    puts score_bag(rules, "shiny gold") - 1 #sub one for the gold bag itself
    
    2 votes
  19. Comment on Day 6: Custom Customs in ~comp

    Crespyl
    Link
    Quick and dirty: Ruby Part 1 #!/usr/bin/env ruby require "set" input = File.read(ARGV[0] || "test.txt") groups = input.split("\n\n") yes_answers = groups.map { |g| g.lines.reduce(Set.new) { |set,...

    Quick and dirty:

    Ruby

    Part 1
    #!/usr/bin/env ruby
    
    require "set"
    
    input = File.read(ARGV[0] || "test.txt")
    
    groups = input.split("\n\n")
    
    yes_answers = groups.map { |g| g.lines.reduce(Set.new) { |set, line| set | line.strip.chars } }
    
    sum = yes_answers.reduce(0) { |sum, group| sum + group.size }
    
    puts "Part 1"
    puts sum
    
    Part 2
    puts "Part 2"
    yes_answers = groups.map { |g| g.lines.reduce(Set.new(g.lines.first.strip.chars)) { |set, line| set & line.strip.chars } }
    sum = yes_answers.reduce(0) { |sum, group| sum + group.size }
    puts sum
    

    Having a built in set class makes this one pretty easy. The set union/intersection operator overloads are handy too.
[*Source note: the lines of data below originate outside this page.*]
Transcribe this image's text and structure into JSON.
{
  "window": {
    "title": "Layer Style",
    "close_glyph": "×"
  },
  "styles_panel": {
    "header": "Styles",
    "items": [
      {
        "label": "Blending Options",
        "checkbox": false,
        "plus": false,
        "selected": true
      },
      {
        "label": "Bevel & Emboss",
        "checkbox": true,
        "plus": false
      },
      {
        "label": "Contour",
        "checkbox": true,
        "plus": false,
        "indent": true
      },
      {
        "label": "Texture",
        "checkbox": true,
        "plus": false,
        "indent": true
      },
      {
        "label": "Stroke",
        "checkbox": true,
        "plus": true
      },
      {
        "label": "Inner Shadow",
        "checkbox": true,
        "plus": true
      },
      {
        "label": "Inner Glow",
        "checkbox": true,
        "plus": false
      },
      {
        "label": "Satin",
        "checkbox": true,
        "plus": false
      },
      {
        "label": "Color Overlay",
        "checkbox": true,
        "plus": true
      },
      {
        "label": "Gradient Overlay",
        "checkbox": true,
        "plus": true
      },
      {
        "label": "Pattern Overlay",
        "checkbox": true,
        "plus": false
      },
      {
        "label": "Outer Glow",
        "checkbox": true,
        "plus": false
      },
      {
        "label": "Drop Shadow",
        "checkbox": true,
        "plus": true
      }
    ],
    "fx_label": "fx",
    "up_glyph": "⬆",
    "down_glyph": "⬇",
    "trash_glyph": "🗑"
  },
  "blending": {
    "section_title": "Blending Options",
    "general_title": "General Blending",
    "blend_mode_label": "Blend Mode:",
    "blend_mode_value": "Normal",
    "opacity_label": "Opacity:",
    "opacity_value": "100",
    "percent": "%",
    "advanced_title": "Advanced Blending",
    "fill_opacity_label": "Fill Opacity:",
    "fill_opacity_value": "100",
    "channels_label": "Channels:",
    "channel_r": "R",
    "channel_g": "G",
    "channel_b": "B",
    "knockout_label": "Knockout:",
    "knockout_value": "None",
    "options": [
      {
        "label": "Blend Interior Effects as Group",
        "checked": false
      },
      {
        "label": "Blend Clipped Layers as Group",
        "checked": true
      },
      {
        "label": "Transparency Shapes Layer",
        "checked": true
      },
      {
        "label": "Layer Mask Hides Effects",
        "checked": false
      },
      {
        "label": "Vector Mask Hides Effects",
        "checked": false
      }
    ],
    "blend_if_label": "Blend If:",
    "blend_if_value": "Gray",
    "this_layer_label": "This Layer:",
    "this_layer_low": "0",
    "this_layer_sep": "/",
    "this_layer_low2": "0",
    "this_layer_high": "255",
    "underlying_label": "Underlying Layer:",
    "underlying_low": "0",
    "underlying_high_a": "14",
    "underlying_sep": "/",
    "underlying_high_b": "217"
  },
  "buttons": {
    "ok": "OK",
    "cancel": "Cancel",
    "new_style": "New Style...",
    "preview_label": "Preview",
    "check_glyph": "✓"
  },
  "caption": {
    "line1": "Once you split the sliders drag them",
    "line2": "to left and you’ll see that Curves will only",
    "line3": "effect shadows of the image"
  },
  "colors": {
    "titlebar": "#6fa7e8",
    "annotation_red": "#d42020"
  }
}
    4 votes
  20. Comment on Day 5: Binary Boarding in ~comp

    Crespyl
    (edited )
    Link
    Ruby Part 1 #!/usr/bin/env ruby def bstep(path, low, high) steps = path.chars while ! steps.empty? c = steps.shift case c when /F|L/ high -= (high - low)/2 when /B|R/ low += (high - low)/2 end end...

    Ruby

    Part 1
    #!/usr/bin/env ruby
    
    def bstep(path, low, high)
      steps = path.chars
      while ! steps.empty?
        c = steps.shift
        case c
        when /F|L/
          high -= (high - low)/2
        when /B|R/
          low += (high - low)/2
        end
      end
      return low
    end
    
    def find_seat_score(pass)
      row = bstep(pass[0...7], 0, 128)
      col = bstep(pass[7...], 0, 8)
      return (row * 8) + col
    end
    
    input = File.read(ARGV[0] || "test.txt")
    
    puts "Part 1"
    puts input.lines.map { |line| find_seat_score(line) }.max
    
    Part 2
    puts "Part 2"
    seats = input.lines.map { |line| find_seat_score(line) }.sort
    seats[1..].reduce(seats.first) do |prev, cur|
      if prev+1 != cur
        puts prev+1
        break
      else
        cur
      end
    end
    

    Edit
    Hah, I didn't pick up on the binary trick, I tend to think too literally when reading the specs. This serves me well in some puzzles, and not so much in others :P. It's simple enough that I went back and did it that way too:

    Alternate
    def pass_to_number(pass)
      Integer(pass.gsub(/F|L/, '0').gsub(/B|R/, '1'), 2)
    end
    puts "Part 1 (again)"
    puts input.lines.map { |l| pass_to_number(l) }.max
    
    4 votes